» **PROBLEM REQUIREMENTS**
Look over the lines below. Report each one that includes the string "label".

» **GIVEN DATA**

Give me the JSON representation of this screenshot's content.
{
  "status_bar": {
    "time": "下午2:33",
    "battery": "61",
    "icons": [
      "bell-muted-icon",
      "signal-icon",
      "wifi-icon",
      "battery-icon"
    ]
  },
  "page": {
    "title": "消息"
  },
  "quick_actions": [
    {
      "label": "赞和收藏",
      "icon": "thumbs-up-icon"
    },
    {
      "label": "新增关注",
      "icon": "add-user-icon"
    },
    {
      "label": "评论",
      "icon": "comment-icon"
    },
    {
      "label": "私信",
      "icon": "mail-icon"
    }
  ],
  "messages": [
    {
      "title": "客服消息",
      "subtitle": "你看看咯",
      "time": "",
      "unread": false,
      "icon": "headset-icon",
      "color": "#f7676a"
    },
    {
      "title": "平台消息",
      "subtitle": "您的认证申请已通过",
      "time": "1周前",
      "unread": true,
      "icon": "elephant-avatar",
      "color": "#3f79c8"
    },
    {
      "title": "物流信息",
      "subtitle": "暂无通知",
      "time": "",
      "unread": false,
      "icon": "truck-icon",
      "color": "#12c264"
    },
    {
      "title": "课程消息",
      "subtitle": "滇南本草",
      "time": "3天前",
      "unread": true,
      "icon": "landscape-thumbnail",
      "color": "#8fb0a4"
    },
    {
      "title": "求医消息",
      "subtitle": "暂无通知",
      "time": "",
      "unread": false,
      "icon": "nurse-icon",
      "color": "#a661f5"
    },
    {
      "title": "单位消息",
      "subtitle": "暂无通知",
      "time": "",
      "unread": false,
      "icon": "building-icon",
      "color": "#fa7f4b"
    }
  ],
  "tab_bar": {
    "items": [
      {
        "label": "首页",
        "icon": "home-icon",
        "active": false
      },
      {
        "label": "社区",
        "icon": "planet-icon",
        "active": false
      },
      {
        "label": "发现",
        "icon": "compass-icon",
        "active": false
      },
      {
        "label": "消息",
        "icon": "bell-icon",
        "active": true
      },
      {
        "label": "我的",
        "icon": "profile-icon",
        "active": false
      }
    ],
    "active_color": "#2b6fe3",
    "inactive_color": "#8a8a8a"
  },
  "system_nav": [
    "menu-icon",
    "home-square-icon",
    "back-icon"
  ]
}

» **EXERCISE OUTPUT**
      "label": "赞和收藏",
      "label": "新增关注",
      "label": "评论",
      "label": "私信",
        "label": "首页",
        "label": "社区",
        "label": "发现",
        "label": "消息",
        "label": "我的",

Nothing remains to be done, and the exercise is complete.